Tom Emmer, majority whip of the United States House of Representatives and crypto proponent, says that digital assets have become a “sleeper issue” in U.S. politics, both at the state and federal levels.
Speaking to Cointelegraph at the Permissionless II conference in Austin, Texas on Sept. 11, Emmer said certain candidates running for office in 2024 may underestimate the impact of issues surrounding crypto and blockchain.
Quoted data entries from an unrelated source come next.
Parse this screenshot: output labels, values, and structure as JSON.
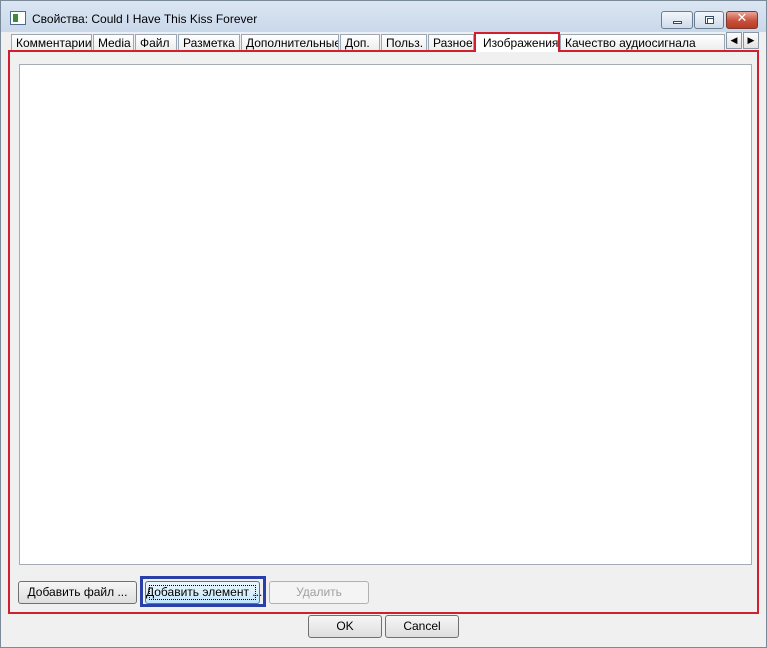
{
  "window": {
    "title": "Свойства: Could I Have This Kiss Forever",
    "icon": "app-icon",
    "controls": {
      "minimize_icon": "minimize-icon",
      "maximize_icon": "maximize-icon",
      "close_glyph": "✕"
    }
  },
  "tabs": [
    {
      "label": "Комментарии"
    },
    {
      "label": "Media"
    },
    {
      "label": "Файл"
    },
    {
      "label": "Разметка"
    },
    {
      "label": "Дополнительные"
    },
    {
      "label": "Доп."
    },
    {
      "label": "Польз."
    },
    {
      "label": "Разное"
    },
    {
      "label": "Изображения",
      "active": true
    },
    {
      "label": "Качество аудиосигнала"
    }
  ],
  "tab_scroll": {
    "left": "◀",
    "right": "▶"
  },
  "images_page": {
    "buttons": {
      "add_file": "Добавить файл ...",
      "add_element": "Добавить элемент ...",
      "delete": "Удалить"
    }
  },
  "footer": {
    "ok": "OK",
    "cancel": "Cancel"
  },
  "colors": {
    "highlight_red": "#d0202e",
    "highlight_blue": "#2a3fa8"
  }
}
He pointed to financial privacy concerns, specifically mentioning government oversight of central bank digital currencies, or CBDCs.
“It’s politically potent regardless of your political persuasion,” said Emmer. “Democrats, Republicans and others believe that your personal information is supposed to be yours, and you get to choose when you get to share it.”
According to Emmer, there is a generational divide in the U.S. in which residents could push back on policies that potentially inhibit the digital space and, in doing so, “flush out” technologically ignorant lawmakers. At least three candidates from both major U.S. political parties have taken a public position on CBDCs for the 2024 race.
Florida Gov. Ron DeSantis, a Republican polling second behind former president Donald Trump, promised in July to ban CBDCs in the U.S. should his campaign be successful. In May, he signed a Florida bill into law aimed at largely prohibiting the use of a federally issued digital dollar in the U.S. state. Other longshot candidates who have taken positions opposing CBDCs include Republican Vivek Ramaswamy and Democrat Robert F. Kennedy Jr.
“We have a whole host of laws and regulations that say when you have to disclose, what you have to disclose, but it shouldn’t be just a blanket [statement on CBDCs],” said Emmer. “[The U.S. government] can do a central bank digital currency if it’s open, permissionless and private. It has to emulate cash.”
Emmer has reintroduced a bill aimed at limiting the Federal Reserve from issuing a CBDC in the United States. He has also backed an appropriations amendment for the Securities and Exchange Commission’s funds, which could reduce the commission’s ability to follow through with enforcement actions on crypto firms.
On Sept. 20, the House Financial Services Committee will meet in a markup session for the…